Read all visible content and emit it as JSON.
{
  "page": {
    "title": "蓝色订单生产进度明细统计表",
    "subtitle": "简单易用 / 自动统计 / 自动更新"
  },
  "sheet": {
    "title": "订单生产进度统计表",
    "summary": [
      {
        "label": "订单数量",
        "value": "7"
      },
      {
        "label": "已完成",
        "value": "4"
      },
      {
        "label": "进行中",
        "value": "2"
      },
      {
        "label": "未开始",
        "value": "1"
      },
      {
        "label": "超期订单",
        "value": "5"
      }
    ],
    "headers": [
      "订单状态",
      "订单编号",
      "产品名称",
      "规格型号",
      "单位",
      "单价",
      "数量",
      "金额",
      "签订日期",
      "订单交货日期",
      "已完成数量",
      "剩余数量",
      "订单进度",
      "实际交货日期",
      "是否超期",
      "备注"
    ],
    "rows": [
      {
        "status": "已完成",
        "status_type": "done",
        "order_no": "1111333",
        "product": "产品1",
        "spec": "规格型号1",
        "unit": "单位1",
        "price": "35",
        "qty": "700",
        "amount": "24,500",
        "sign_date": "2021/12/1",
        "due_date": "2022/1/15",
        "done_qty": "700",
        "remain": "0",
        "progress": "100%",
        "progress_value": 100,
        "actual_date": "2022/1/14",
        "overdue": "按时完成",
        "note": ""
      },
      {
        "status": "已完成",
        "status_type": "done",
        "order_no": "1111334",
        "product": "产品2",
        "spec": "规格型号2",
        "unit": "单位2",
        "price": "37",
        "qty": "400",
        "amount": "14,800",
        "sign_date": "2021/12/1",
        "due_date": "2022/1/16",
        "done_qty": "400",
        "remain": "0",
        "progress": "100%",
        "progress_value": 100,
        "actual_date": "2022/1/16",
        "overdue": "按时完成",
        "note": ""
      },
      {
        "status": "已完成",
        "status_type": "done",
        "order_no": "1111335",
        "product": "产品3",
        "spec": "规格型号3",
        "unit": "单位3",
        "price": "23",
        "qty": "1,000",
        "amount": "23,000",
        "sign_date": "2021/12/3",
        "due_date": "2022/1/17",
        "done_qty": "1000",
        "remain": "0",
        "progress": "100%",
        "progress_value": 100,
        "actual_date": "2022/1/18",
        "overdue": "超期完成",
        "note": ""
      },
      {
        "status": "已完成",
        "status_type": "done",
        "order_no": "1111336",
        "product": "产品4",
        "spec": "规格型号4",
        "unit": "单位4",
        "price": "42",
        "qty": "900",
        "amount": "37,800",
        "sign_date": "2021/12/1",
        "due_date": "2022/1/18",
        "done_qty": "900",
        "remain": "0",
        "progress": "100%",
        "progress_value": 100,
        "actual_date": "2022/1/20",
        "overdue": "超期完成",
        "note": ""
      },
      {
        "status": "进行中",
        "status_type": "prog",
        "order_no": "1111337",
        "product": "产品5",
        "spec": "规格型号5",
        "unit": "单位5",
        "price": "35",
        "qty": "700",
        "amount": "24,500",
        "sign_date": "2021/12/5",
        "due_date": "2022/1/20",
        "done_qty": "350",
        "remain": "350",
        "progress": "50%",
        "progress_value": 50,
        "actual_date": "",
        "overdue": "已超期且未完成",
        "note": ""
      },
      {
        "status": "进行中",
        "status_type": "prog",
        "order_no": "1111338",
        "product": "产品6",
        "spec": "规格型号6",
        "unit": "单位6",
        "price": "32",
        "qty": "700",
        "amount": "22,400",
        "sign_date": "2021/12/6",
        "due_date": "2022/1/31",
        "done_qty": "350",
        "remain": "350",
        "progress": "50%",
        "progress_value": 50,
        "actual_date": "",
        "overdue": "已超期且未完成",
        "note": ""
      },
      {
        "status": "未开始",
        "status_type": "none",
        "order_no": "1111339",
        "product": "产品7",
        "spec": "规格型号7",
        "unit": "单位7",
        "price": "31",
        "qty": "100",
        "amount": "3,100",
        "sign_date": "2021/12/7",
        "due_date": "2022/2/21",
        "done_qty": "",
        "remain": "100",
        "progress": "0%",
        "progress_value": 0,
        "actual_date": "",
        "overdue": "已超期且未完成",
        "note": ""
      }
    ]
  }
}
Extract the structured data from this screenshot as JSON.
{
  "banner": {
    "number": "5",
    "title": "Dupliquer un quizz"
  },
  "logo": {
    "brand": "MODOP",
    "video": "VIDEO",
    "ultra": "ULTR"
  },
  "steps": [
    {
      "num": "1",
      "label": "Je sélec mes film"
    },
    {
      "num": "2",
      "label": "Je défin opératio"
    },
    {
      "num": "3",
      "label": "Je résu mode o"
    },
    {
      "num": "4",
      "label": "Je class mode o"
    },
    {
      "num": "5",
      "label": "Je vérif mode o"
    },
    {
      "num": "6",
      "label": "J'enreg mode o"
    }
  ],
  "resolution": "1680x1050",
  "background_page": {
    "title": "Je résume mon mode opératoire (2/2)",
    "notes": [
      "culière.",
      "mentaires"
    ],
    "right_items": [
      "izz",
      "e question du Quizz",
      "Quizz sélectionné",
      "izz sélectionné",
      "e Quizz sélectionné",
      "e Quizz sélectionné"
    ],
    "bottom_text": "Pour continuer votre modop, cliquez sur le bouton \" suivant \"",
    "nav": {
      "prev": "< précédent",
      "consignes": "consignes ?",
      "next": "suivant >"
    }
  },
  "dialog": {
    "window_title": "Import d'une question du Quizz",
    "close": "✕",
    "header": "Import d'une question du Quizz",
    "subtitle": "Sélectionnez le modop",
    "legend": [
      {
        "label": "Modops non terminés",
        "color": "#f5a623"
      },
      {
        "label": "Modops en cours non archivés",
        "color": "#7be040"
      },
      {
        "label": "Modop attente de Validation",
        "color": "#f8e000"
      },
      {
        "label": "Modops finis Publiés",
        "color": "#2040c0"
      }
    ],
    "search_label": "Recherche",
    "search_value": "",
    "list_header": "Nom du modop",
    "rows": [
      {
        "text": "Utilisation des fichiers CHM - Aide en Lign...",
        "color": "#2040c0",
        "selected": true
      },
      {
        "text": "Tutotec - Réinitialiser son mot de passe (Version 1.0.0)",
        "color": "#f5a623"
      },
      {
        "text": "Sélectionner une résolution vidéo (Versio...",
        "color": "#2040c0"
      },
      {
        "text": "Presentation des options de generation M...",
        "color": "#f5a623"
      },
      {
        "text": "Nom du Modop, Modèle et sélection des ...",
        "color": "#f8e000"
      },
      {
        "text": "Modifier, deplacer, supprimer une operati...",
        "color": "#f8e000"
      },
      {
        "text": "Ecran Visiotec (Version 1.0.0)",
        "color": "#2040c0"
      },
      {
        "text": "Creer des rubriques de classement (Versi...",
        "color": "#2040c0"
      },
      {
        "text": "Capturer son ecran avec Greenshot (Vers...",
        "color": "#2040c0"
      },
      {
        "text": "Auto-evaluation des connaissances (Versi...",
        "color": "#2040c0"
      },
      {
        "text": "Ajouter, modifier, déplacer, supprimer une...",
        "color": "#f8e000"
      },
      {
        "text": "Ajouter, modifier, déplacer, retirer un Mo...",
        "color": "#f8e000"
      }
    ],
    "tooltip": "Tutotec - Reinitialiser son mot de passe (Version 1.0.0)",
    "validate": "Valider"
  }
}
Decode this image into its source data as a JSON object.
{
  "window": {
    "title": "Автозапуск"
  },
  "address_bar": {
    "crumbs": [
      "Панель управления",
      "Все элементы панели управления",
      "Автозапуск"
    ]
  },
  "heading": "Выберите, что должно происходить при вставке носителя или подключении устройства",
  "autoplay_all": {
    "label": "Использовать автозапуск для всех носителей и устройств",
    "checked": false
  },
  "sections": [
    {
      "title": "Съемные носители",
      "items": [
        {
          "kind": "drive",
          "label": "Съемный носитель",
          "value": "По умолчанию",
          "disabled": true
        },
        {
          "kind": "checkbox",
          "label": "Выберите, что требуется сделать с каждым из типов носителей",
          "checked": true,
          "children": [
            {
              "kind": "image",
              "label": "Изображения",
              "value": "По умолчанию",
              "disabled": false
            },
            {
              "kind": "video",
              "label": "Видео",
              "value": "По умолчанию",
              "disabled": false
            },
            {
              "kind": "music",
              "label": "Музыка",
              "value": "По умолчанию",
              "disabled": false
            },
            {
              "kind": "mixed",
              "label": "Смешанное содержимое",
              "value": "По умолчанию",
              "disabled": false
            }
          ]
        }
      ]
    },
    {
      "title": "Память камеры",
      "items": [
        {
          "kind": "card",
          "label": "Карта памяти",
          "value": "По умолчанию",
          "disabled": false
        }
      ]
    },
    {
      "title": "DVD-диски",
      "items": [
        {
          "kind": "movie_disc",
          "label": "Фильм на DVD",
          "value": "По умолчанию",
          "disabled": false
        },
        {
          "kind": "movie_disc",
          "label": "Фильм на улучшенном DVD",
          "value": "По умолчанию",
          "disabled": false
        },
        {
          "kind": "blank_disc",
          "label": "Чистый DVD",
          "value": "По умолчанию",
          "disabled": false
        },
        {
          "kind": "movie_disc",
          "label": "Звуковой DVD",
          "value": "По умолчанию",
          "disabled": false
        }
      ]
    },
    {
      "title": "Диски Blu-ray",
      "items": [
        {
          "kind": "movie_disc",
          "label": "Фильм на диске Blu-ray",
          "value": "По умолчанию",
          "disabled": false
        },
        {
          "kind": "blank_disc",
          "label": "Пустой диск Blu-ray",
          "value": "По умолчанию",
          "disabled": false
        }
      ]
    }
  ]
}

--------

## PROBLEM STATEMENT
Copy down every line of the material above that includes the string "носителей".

## REPLY TO THE EXERCISE
    "label": "Использовать автозапуск для всех носителей и устройств",
          "label": "Выберите, что требуется сделать с каждым из типов носителей",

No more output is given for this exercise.